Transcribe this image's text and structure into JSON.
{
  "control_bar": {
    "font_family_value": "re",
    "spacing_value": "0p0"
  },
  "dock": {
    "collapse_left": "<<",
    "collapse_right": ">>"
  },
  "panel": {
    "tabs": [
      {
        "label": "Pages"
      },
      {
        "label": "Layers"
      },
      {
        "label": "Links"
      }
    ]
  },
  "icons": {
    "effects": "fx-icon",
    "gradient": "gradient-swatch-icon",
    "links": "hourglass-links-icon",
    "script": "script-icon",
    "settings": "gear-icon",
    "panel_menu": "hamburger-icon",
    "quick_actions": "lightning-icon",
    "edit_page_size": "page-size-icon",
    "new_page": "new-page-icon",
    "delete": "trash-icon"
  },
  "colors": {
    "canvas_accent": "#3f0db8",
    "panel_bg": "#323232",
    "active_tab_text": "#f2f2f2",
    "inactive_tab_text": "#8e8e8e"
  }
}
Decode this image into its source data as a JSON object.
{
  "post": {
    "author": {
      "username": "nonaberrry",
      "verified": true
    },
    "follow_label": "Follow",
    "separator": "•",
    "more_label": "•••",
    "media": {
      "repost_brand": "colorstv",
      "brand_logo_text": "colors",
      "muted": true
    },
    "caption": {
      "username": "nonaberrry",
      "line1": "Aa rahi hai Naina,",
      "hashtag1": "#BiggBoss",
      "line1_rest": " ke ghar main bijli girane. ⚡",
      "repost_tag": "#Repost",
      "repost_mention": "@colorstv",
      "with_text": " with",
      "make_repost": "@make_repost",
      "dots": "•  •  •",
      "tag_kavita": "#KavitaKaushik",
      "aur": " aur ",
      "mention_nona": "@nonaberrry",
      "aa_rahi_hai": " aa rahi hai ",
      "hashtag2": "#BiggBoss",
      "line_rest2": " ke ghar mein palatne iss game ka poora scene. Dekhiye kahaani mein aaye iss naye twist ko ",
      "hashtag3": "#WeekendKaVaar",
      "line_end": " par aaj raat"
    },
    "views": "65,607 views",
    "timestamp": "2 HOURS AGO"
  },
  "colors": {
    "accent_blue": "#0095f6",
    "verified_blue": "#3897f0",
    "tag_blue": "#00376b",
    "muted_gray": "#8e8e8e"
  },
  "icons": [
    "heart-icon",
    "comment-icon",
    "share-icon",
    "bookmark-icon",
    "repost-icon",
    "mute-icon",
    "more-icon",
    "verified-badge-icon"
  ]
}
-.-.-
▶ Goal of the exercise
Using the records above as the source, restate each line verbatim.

▶ Response to the task
Transcribe this image's text and structure into JSON.
{
  "control_bar": {
    "font_family_value": "re",
    "spacing_value": "0p0"
  },
  "dock": {
    "collapse_left": "<<",
    "collapse_right": ">>"
  },
  "panel": {
    "tabs": [
      {
        "label": "Pages"
      },
      {
        "label": "Layers"
      },
      {
        "label": "Links"
      }
    ]
  },
  "icons": {
    "effects": "fx-icon",
    "gradient": "gradient-swatch-icon",
    "links": "hourglass-links-icon",
    "script": "script-icon",
    "settings": "gear-icon",
    "panel_menu": "hamburger-icon",
    "quick_actions": "lightning-icon",
    "edit_page_size": "page-size-icon",
    "new_page": "new-page-icon",
    "delete": "trash-icon"
  },
  "colors": {
    "canvas_accent": "#3f0db8",
    "panel_bg": "#323232",
    "active_tab_text": "#f2f2f2",
    "inactive_tab_text": "#8e8e8e"
  }
}
Decode this image into its source data as a JSON object.
{
  "post": {
    "author": {
      "username": "nonaberrry",
      "verified": true
    },
    "follow_label": "Follow",
    "separator": "•",
    "more_label": "•••",
    "media": {
      "repost_brand": "colorstv",
      "brand_logo_text": "colors",
      "muted": true
    },
    "caption": {
      "username": "nonaberrry",
      "line1": "Aa rahi hai Naina,",
      "hashtag1": "#BiggBoss",
      "line1_rest": " ke ghar main bijli girane. ⚡",
      "repost_tag": "#Repost",
      "repost_mention": "@colorstv",
      "with_text": " with",
      "make_repost": "@make_repost",
      "dots": "•  •  •",
      "tag_kavita": "#KavitaKaushik",
      "aur": " aur ",
      "mention_nona": "@nonaberrry",
      "aa_rahi_hai": " aa rahi hai ",
      "hashtag2": "#BiggBoss",
      "line_rest2": " ke ghar mein palatne iss game ka poora scene. Dekhiye kahaani mein aaye iss naye twist ko ",
      "hashtag3": "#WeekendKaVaar",
      "line_end": " par aaj raat"
    },
    "views": "65,607 views",
    "timestamp": "2 HOURS AGO"
  },
  "colors": {
    "accent_blue": "#0095f6",
    "verified_blue": "#3897f0",
    "tag_blue": "#00376b",
    "muted_gray": "#8e8e8e"
  },
  "icons": [
    "heart-icon",
    "comment-icon",
    "share-icon",
    "bookmark-icon",
    "repost-icon",
    "mute-icon",
    "more-icon",
    "verified-badge-icon"
  ]
}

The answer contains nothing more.